The Noongar people are the traditional owners of WA’s South West region, which is home to the Witchcliffe Ecovillage. The Noongar calendar has six seasons, which more accurately and holistically describe seasonal changes. The six seasons encompass more than just weather patterns, also taking into account changes occurring to flora, fauna, food sources and regular tasks the indigenous people would have traditionally undertaken at different points in the season, such as repairing shelters and making tools.

As a mark of respect to the local Noongar people and in deciding to publish The Village Collective newsletter every two months, we have named each edition after the correlating Noongar season. The excerpt below is taken from the excellent overview of the Noongar seasons on the Bureau of Meteorology website.



Djeran – season of adulthood

EelAutumn: April-May

Ant season.
Time to repair housing and shelter.

The lifestyle for the Nyoongar communities during Djeran

Djeran season at last sees a break in the really hot weather.
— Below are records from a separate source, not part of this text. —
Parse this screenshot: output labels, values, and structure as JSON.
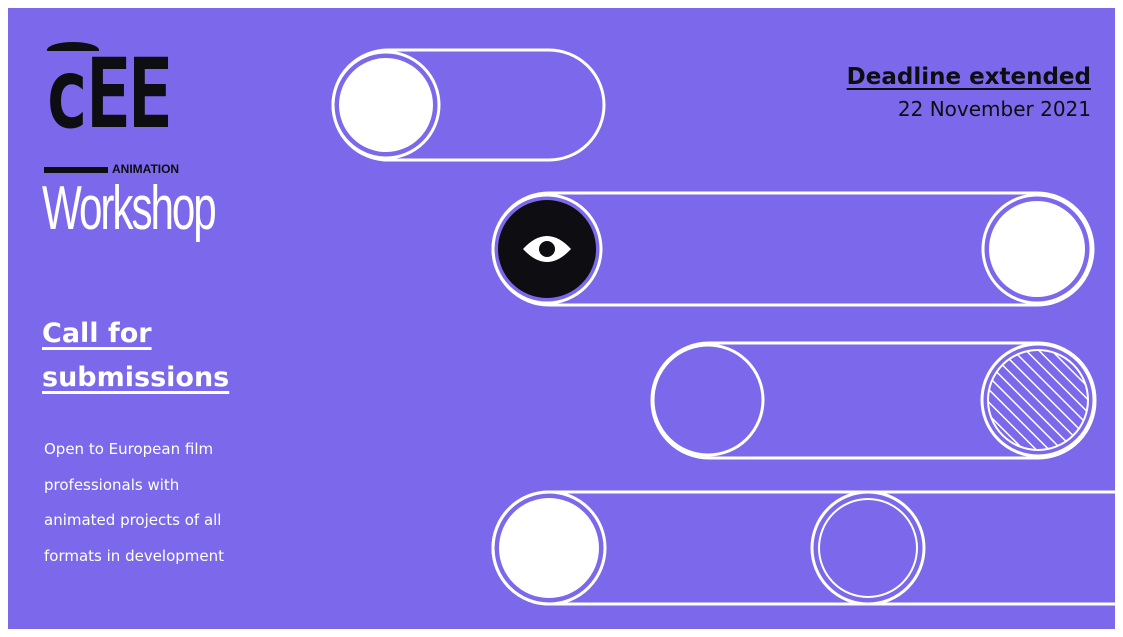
{
  "brand": {
    "logo_main": "cEE",
    "logo_sub": "ANIMATION",
    "logo_product": "Workshop"
  },
  "headline": {
    "line1": "Call for",
    "line2": "submissions"
  },
  "description": {
    "line1": "Open to European film",
    "line2": "professionals with",
    "line3": "animated projects of all",
    "line4": "formats in development"
  },
  "deadline": {
    "title": "Deadline extended",
    "date": "22 November 2021"
  },
  "colors": {
    "background": "#7b68ea",
    "ink": "#0d0d12",
    "white": "#ffffff"
  },
  "icons": [
    "eye-icon"
  ]
}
A key indicator of the change of season is the cool nights that once again bring a dewy presence for us to discover in the early mornings.

The winds have also changed, especially in their intensity, with light breezes being the go and generally swinging from southerly directions (i.e. southeast to southwest). Many flying ants can be seen cruising around in the light winds.

Djeran is a time of red flowers especially from the Red flowering gum (Corimbia ficifolia), as well as the smaller and more petite flowers of the Summer Flame (Beaufortia aestiva). As you travel around the Perth area, you may also notice the red ‘rust’ and seed cones forming on the male and female Sheoaks (Allocasuarina fraseriana). Banksias start to display their flowers, ensuring that there are nectar food sources for the many small mammals and birds that rely upon them.

Traditionally, foods at this time of year included the seeds that had been collected and stored for treatment from the Zamia last season along with the root bulbs of the Yanget (Bullrushes), fresh water fish, frogs and turtles.

As the season progresses, the nights will become cooler and damper along with some cool and rainy days which also means that traditionally mia mias (houses or shelters) were now repaired and updated to make sure they were waterproofed and facing in the right direction in readiness for the deep wintery months to come.